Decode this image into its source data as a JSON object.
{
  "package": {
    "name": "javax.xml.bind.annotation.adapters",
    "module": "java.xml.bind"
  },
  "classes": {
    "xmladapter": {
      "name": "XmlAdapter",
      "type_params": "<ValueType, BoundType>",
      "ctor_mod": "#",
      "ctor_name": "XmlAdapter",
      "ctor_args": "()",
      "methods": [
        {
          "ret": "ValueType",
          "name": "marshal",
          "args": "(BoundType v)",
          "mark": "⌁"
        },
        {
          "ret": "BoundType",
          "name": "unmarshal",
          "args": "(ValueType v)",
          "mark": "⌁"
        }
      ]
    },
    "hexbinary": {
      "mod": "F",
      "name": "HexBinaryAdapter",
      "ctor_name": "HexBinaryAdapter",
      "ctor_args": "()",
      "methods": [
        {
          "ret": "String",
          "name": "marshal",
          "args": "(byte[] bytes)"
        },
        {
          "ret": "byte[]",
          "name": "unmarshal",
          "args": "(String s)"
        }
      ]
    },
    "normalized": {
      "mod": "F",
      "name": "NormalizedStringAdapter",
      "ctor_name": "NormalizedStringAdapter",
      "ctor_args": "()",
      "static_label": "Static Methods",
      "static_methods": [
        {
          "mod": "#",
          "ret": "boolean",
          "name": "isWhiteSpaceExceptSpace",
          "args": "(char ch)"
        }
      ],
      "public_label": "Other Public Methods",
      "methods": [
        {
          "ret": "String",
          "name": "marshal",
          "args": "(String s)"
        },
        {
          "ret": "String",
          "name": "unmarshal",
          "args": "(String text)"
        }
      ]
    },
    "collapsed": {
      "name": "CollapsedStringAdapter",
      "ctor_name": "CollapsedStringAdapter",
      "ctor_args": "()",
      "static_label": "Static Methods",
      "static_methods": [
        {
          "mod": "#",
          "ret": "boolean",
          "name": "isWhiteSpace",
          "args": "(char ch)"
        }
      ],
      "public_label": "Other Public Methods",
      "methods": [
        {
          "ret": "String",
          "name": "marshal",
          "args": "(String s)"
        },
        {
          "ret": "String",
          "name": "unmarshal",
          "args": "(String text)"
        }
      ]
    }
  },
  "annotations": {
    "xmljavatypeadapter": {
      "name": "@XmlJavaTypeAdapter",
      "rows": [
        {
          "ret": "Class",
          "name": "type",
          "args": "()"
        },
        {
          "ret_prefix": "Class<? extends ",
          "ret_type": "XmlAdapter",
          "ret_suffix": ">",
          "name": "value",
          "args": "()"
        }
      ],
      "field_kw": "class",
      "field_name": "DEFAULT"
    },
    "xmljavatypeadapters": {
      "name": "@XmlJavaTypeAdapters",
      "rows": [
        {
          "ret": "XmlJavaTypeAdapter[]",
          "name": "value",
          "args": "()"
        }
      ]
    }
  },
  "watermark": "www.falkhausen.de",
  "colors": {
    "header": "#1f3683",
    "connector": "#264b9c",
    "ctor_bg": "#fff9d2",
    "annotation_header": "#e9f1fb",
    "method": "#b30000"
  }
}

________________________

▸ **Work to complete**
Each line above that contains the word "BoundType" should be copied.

▸ **Answer to this exercise**
      "type_params": "<ValueType, BoundType>",
          "args": "(BoundType v)",
          "ret": "BoundType",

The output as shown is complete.